An individual alcoholic’s survival is not nearly as important as the survival of AA.

Not even the U.S. military requires that kind of blind allegiance to chain of command.  It is the duty of military personnel to disregard & report irrational actions or illegal commands in combat situations or otherwise.  Blind submission to chain of command gives you wonderful stuff like the massacre at Mai Lai or the torture scenarios in Abu Ghraib.  While those two examples may be on the extreme side, it does make one wonder why AA calls for such complete personal submission.

Remember, the 12 Steps may be “suggested” but the 12 Traditions come with no such qualifiers.  To wit: “Our admissions of personal powerlessness finally turn out to be firm bedrock upon which happy and purposeful lives may be built.

We know that little good can come to any alcoholic who joins A.A. unless he has first accepted his devastating weakness and all its consequences.” (Step One, Twelve Steps & Twelve Traditions; see: www.natureofspirit.com )

Without AA, you are weak, powerless, & incapable of personal recovery.  That’s not me saying that; that’s straight from the literature of the program.

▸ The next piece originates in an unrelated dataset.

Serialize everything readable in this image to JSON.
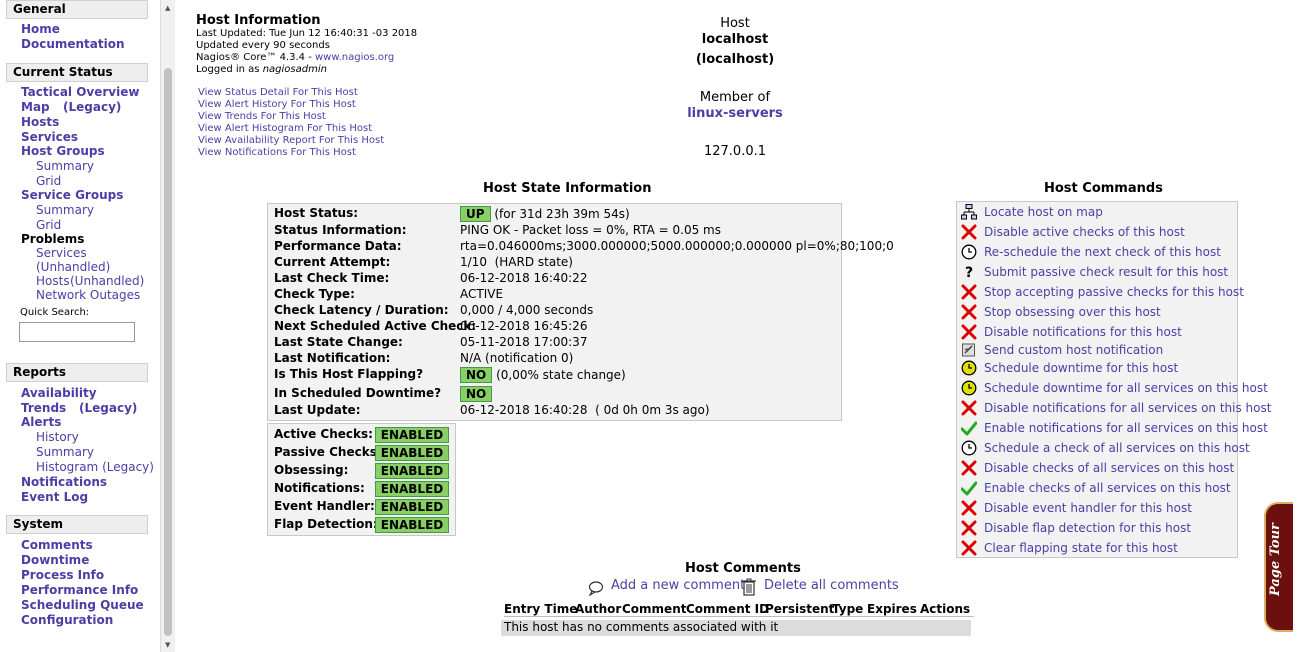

I’ve said it before & I’ll say it again: People helping one another do collectively what felt impossible to do alone is humanity at its finest.  But that ‘help’ needs to come without contingencies — without subservience to a god, a rock, & especially not an organization who’s made something of a cottage industry selling a completely unproven ‘solution’ for alcoholism to entirely too gullible public.

AA/12X12’s antiquated & ultimately (to my eyes, at least) inhumane worldview makes it a very poor choice for personal recovery from anything.  On my planet, people come first & organizations — at best — come second.  Especially those religiously-inclined organizations that go to great rhetorical lengths to hide that component of their overall (however non-denominational) mission.

There are many noble things to give your life over to.  If you believe AA is one of those things, well … you’re probably not even reading this blog.  Putting aside self-destructive habits & re-building your life so that it is meaningful & constructive takes work.  But it does not require adopting a mindset of “personal powerlessness”, “weakness”, & dependency.

Stay tuned for Part II of this series.

BRIEF ASIDE: Personal response to commentary on this post will be rare if it comes at all.  I’m not interested in engaging prolonged, nonsensical ‘discussions’ over matters of personal opinion — especially when they have no basis in facts or evidence.